ABOUT THIS EXERCISE:
Count up the lines below in which the string "Grok" appears. The reply should be that number alone.

RECORDED DATA:
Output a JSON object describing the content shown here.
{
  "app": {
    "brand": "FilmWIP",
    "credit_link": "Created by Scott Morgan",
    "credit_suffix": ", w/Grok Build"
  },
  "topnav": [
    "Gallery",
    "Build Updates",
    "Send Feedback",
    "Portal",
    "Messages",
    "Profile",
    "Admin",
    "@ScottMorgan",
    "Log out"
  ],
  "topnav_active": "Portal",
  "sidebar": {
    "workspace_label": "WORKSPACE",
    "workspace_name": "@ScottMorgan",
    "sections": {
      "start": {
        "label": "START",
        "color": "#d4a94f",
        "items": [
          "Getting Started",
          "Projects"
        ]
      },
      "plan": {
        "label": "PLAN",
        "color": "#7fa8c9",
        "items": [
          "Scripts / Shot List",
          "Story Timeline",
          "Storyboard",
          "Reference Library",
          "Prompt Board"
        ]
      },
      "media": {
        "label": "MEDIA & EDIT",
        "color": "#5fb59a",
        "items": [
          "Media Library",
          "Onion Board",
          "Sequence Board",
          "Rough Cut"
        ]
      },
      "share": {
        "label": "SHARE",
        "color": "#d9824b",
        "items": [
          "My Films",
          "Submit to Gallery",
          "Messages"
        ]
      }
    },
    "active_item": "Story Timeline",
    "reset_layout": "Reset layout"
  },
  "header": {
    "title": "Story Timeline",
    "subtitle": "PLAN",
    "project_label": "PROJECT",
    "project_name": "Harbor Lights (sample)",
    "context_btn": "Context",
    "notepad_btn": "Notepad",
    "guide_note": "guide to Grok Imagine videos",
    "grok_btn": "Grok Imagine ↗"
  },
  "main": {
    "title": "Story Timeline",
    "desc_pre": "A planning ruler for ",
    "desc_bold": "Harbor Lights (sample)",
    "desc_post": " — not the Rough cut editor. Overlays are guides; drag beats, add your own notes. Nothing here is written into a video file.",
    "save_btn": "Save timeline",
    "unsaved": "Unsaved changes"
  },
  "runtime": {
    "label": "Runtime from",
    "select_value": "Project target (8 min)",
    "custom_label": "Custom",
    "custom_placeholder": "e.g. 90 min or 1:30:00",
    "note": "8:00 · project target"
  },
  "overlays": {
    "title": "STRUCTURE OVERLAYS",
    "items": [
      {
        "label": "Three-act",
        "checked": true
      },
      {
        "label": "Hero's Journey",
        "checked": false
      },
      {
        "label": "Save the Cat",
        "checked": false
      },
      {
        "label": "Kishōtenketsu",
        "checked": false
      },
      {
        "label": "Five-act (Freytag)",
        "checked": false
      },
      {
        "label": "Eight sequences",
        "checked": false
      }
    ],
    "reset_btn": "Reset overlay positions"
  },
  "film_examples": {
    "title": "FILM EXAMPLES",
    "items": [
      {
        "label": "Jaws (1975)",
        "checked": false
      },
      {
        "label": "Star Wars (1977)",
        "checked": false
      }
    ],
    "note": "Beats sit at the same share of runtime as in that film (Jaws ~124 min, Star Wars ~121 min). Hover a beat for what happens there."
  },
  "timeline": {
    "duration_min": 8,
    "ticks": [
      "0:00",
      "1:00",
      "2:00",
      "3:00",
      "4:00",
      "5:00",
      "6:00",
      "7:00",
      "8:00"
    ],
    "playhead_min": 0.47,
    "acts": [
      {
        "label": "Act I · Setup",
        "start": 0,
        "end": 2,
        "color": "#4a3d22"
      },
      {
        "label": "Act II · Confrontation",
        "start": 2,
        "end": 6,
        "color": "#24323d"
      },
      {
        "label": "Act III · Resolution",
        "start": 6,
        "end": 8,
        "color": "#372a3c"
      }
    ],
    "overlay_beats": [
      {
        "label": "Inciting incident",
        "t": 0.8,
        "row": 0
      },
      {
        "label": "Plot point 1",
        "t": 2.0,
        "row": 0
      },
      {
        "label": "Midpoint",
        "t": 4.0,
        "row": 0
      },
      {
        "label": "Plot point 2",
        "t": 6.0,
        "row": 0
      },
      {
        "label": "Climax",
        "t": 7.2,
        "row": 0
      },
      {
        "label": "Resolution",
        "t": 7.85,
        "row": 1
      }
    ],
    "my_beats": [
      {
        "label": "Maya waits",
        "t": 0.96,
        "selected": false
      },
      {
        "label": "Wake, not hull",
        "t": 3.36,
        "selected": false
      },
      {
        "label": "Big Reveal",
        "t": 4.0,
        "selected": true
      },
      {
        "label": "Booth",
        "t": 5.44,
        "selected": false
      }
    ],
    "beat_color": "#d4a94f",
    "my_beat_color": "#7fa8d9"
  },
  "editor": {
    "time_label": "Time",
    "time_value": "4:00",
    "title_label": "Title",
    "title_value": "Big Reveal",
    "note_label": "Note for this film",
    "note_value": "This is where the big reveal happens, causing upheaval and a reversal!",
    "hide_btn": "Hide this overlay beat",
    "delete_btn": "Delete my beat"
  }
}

RESPONSE FOR THIS EXERCISE:
3